▶ _INSTRUCTIONS TO FOLLOW_: Select and reproduce each line of the listing below that bears the string "data".

═════ EXTRACTED MATERIAL ═════

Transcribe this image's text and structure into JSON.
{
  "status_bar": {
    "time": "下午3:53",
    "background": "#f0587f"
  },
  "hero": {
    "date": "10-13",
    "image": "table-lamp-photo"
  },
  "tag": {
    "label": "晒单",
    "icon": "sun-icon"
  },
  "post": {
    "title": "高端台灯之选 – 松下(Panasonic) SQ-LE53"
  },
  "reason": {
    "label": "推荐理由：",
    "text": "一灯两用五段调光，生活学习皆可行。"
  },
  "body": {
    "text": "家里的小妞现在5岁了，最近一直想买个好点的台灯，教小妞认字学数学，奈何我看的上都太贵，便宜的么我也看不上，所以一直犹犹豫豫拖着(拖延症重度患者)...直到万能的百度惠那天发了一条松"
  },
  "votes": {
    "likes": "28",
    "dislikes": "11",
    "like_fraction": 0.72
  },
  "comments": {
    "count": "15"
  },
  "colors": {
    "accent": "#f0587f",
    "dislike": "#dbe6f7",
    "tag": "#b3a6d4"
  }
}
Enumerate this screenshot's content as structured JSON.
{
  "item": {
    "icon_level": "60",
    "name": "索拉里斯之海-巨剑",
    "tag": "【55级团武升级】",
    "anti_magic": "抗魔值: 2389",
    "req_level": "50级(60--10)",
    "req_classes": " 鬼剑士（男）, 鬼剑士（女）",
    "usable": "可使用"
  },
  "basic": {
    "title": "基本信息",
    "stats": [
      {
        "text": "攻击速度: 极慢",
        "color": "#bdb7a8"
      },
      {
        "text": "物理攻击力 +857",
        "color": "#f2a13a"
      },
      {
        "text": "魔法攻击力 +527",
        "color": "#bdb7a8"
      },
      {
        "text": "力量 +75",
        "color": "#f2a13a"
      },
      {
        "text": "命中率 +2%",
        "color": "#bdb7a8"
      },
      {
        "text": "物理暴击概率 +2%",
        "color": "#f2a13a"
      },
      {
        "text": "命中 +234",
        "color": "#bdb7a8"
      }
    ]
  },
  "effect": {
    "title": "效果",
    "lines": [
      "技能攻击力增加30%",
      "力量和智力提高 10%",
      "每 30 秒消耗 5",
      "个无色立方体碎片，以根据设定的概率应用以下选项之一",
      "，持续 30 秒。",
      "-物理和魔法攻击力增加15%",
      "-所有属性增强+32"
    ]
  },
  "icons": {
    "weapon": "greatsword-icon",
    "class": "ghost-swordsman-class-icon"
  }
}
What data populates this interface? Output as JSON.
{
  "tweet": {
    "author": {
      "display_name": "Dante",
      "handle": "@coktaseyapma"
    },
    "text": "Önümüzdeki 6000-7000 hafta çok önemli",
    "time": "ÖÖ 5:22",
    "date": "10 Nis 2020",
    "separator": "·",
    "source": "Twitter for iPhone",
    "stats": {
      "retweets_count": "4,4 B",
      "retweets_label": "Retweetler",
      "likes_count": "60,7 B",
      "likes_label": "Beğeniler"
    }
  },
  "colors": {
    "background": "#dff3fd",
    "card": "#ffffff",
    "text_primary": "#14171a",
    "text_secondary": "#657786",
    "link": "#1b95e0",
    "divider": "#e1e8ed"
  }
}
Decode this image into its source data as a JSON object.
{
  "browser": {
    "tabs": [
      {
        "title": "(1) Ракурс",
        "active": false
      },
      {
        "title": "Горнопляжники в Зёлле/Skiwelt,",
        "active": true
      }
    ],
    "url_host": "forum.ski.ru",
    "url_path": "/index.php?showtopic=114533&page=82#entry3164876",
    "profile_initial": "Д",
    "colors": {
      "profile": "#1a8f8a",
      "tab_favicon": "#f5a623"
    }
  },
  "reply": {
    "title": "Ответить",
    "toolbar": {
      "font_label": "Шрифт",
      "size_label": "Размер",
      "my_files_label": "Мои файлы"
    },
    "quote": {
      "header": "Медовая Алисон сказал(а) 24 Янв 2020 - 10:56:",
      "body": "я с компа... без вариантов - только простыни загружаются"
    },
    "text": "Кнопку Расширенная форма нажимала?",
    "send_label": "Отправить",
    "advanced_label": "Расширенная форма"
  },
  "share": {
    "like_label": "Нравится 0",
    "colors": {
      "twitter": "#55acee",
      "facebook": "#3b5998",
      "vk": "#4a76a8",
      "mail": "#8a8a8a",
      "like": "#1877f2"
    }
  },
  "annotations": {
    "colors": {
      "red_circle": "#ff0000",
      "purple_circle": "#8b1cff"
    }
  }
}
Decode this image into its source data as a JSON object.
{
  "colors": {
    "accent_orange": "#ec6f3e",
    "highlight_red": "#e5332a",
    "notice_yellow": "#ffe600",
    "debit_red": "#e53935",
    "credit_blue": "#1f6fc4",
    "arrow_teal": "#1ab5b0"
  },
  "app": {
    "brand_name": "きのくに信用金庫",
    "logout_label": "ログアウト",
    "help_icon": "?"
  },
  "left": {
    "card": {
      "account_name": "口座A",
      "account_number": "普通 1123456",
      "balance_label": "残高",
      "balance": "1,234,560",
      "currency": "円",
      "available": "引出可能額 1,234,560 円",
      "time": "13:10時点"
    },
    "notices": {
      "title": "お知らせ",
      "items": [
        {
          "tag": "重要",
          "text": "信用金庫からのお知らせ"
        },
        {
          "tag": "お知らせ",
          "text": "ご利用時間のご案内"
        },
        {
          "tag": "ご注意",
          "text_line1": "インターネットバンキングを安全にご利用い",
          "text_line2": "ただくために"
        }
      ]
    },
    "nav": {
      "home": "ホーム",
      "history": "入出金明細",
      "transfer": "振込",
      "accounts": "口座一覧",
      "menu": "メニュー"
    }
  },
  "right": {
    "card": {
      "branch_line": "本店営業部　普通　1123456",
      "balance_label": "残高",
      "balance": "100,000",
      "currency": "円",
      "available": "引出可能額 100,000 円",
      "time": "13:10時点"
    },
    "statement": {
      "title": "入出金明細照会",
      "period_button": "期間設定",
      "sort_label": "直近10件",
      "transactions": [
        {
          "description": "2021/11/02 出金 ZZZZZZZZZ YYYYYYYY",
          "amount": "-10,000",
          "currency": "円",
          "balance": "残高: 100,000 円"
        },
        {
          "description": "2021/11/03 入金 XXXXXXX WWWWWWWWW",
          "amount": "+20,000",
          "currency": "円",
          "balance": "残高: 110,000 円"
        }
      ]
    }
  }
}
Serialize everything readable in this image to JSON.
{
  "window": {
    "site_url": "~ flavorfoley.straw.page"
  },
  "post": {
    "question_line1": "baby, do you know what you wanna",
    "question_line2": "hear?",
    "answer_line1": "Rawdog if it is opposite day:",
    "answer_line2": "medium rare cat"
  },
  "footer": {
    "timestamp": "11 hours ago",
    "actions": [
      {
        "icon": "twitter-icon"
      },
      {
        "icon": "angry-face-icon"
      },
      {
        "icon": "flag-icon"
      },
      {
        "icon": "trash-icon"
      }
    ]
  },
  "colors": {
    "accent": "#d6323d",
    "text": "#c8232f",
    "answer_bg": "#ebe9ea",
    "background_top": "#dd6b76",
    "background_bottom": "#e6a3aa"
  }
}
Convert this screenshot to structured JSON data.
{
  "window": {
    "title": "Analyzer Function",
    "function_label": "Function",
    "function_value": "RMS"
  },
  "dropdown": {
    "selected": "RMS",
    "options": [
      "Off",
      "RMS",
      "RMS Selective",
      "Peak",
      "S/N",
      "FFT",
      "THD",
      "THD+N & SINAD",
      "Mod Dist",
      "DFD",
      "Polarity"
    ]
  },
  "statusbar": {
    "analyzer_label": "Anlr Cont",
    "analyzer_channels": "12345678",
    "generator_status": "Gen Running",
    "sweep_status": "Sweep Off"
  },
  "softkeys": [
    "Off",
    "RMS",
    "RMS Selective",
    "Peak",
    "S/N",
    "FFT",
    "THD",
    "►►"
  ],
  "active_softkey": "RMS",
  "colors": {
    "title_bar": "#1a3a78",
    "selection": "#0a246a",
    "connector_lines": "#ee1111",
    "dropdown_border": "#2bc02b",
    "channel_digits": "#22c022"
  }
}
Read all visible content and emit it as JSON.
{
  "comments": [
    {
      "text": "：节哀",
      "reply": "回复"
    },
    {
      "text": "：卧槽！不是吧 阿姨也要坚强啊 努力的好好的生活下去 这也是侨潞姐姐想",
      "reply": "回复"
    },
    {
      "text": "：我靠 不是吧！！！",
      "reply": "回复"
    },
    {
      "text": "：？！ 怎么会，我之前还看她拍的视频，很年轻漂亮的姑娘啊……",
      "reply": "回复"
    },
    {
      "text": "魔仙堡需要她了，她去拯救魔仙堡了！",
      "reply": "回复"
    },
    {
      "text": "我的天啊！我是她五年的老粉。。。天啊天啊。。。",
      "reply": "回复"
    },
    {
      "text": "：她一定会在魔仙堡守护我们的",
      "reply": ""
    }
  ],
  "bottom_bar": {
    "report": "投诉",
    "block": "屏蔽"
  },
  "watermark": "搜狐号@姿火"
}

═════

▶ _RESPONSE_:
What data populates this interface? Output as JSON.
Decode this image into its source data as a JSON object.
Decode this image into its source data as a JSON object.
Convert this screenshot to structured JSON data.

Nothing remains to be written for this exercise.